As highlighted by the nifty list below, this is part III of the four part series about game development!
I apologize for the ambiguous, possibly inaccurate, name “game services”. I just didn’t know what to call these features, even though we use them in every single game we ever make.
The game services I am referring to are the supporting features we need around our game. JSON parsing, persistence, networking, … etc. These aren’t necessarily provided by the engine (I think it should never be), but we should easily find and integrate a third-party plug-in that provides the needed services.
So, let’s see exactly what services we need, and how our game engine can help with that.
Quality of Service
For my development needs, I needed the ability to access these basic services:
- Websocket networking
- HTTP GET, POST requests
- JSON parsing
- IAP (In app purchases)
Nothing fancy, really. Other games might require much more than this, including things like:
- TCP/UDP networking
- … etc
Once you highlight your needed services, just take a stab at implementing a basic game that simply exercises using them. For example, if you use an engine like Cocos2d-x, you’ll find it cumbersome to integrate third party libraries for IAP, and JSON serialization is painful with C++ (especially so since they chose rapidJSON over JsonCPP).
But still, if you take a step back and realize how customizable Cocos2d-x is, you can simply nuke the services it provides for you, and integrate your own from the vast open source libraries in the C++ landscape.

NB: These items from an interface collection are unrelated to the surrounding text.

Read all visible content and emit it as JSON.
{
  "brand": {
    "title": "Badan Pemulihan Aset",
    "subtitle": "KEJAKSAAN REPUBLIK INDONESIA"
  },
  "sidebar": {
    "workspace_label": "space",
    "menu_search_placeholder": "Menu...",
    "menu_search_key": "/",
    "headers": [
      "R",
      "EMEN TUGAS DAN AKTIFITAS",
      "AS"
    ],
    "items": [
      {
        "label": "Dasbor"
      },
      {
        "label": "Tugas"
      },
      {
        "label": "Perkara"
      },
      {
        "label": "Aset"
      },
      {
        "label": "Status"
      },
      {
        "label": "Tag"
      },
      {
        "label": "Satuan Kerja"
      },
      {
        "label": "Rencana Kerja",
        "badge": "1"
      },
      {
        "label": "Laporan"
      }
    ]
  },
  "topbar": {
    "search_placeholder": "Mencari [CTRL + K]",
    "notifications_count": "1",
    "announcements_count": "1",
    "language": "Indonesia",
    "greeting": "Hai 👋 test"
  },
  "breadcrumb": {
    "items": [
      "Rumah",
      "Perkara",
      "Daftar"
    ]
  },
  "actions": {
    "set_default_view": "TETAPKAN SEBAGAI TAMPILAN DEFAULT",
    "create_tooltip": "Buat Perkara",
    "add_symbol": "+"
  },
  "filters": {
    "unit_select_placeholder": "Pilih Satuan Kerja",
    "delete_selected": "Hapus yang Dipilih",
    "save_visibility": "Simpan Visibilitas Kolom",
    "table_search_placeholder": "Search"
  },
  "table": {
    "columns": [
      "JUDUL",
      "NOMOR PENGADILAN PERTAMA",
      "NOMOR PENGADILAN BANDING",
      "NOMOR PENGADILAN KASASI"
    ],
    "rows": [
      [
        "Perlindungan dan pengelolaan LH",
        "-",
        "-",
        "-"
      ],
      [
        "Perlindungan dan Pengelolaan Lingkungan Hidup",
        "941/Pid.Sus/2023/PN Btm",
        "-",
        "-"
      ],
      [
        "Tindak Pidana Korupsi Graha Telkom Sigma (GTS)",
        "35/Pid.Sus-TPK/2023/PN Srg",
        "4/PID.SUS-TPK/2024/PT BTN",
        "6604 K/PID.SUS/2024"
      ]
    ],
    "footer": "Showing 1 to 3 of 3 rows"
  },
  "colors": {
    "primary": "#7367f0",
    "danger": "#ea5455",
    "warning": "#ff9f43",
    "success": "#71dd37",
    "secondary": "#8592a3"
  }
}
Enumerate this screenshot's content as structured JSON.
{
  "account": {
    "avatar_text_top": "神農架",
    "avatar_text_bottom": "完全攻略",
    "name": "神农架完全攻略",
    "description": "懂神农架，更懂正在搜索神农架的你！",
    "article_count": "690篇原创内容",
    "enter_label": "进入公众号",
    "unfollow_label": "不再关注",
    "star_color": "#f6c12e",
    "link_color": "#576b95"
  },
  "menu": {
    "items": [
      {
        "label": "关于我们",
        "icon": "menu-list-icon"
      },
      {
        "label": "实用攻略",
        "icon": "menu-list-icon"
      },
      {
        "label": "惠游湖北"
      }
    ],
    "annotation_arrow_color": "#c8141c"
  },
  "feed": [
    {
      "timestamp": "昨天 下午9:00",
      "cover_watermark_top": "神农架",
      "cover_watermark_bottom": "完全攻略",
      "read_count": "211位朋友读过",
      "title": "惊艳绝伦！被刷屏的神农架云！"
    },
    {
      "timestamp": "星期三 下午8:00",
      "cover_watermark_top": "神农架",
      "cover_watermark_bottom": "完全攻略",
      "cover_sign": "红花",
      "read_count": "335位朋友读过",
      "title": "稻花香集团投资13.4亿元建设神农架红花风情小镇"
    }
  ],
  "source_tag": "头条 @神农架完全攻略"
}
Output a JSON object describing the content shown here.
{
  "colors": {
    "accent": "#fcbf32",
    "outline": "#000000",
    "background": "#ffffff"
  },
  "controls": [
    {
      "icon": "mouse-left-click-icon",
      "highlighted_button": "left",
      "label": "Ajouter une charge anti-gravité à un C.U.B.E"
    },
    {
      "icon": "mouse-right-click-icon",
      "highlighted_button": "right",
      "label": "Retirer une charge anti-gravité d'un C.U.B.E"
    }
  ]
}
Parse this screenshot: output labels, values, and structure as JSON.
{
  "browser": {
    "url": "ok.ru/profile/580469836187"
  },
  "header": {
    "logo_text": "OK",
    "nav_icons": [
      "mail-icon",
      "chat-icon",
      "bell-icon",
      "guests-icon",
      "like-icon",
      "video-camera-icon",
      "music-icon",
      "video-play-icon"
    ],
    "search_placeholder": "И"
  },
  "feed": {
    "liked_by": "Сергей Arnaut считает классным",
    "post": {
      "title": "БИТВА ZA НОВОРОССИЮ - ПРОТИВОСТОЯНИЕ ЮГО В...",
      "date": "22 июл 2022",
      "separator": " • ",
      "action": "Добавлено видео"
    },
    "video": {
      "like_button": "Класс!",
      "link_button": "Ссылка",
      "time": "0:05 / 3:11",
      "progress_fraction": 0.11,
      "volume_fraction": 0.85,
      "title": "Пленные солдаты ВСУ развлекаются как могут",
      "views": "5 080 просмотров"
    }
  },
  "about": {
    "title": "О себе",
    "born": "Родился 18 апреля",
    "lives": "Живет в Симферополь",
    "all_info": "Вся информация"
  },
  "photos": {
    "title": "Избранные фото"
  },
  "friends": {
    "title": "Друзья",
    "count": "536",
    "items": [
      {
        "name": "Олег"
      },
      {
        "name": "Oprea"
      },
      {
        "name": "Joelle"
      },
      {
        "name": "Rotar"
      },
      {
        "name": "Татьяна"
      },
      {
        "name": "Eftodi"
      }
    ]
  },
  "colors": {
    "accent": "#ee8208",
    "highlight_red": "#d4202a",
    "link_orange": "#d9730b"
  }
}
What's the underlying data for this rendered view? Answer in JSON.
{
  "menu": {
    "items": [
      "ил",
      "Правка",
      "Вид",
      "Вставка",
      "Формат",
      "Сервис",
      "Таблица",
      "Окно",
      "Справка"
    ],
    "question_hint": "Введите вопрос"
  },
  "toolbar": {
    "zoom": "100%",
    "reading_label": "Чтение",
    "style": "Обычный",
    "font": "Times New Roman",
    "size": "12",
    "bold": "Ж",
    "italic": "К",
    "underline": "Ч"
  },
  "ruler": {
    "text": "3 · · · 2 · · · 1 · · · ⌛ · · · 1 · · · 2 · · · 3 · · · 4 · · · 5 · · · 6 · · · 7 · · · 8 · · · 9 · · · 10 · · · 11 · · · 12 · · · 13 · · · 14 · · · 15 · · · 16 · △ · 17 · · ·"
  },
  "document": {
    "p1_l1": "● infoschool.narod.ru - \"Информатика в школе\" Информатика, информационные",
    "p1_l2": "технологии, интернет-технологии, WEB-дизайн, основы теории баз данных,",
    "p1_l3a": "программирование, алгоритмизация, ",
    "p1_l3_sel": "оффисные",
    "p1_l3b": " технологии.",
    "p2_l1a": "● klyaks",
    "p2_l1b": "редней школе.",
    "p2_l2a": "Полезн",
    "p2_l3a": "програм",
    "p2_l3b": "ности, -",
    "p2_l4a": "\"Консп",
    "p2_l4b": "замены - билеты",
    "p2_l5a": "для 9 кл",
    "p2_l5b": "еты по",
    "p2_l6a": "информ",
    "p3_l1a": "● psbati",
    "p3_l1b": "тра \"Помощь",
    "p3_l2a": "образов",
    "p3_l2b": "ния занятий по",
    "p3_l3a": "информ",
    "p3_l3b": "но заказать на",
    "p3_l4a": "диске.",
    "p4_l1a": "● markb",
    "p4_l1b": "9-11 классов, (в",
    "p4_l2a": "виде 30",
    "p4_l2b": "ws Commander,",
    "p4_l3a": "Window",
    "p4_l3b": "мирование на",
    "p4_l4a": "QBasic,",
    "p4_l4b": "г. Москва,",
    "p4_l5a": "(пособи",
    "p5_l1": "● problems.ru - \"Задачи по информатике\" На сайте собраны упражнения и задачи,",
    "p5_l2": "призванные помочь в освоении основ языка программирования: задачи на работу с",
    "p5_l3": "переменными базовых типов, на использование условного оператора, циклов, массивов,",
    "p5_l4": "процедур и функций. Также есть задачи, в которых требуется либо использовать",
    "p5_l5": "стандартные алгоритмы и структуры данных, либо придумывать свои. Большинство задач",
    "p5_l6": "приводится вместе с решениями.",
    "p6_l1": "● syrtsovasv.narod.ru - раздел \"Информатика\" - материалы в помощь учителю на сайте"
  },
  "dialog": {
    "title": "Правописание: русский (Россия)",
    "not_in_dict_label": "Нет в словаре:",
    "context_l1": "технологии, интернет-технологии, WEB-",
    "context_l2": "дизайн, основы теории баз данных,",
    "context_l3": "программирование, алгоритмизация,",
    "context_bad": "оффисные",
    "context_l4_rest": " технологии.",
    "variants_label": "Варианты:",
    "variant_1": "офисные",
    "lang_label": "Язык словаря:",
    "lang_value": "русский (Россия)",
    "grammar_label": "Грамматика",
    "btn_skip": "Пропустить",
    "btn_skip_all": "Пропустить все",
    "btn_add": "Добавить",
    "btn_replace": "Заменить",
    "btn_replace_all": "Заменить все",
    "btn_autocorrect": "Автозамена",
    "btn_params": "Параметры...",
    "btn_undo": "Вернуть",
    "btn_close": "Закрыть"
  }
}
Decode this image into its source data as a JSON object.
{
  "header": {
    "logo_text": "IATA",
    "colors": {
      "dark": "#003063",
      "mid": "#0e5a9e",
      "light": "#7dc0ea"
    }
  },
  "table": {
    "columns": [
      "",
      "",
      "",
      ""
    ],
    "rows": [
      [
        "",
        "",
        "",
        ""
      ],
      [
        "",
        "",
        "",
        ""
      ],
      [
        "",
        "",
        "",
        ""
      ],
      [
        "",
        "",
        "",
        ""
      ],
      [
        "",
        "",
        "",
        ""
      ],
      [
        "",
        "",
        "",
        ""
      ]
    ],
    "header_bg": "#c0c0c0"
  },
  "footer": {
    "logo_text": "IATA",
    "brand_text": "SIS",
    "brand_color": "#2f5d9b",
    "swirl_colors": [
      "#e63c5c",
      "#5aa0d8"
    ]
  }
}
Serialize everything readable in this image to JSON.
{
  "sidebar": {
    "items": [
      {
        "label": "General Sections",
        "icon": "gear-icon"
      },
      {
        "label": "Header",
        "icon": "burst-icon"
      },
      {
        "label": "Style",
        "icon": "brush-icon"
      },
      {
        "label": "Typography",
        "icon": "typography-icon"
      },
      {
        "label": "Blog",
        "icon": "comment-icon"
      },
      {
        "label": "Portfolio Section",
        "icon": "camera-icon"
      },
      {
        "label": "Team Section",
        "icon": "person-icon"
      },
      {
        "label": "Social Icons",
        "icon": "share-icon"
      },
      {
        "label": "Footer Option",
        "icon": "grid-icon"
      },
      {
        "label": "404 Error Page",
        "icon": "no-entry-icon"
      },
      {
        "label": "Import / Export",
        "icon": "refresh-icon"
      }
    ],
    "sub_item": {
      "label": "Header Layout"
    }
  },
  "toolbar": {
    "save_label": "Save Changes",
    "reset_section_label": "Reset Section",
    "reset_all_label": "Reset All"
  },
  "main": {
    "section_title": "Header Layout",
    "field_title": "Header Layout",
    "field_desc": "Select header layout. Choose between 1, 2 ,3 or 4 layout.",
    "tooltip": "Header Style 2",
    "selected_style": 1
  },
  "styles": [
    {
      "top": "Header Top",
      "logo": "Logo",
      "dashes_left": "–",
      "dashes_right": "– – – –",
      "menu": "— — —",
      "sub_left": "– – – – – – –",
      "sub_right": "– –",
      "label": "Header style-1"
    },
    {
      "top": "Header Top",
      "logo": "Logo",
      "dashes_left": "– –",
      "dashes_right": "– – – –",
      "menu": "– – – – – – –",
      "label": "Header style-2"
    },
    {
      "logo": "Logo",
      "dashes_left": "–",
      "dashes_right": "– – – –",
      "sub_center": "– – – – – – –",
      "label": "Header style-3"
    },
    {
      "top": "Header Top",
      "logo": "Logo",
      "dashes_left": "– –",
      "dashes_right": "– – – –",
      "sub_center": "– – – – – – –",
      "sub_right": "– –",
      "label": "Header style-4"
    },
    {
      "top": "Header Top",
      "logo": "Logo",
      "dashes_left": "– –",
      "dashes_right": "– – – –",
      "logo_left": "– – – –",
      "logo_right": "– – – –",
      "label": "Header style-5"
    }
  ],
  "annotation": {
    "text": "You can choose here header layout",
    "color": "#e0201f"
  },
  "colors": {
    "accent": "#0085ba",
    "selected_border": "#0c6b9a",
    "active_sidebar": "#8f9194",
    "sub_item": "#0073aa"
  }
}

That is, until you turn around and peek at what the Unity people are doing. You just wanna take a brief look, and you see them partying and having fun! You’re now like, “WTH?! Game development is hard! How come these people are celebrating at such a crucial time??”.
The thing is, Unity pretty much solved the services issue by having an Asset Store. Developers had an incentive to share their reusable services through a market place that provided them with an alternative source of income, so why not?
No matter how good an engine gets, it’ll fail horribly if it tries to be a “do-it-all”, kitchen-sink type of deal. Developers come in many flavors, and the best way to keep them happy is to allow them to bring their own tools and technologies they love, instead of forcing everything down their throat.
This one was brief, as it should be, and it concludes the client-side part! In the next post, we will switch over to the server, and see how game development looks from that angle.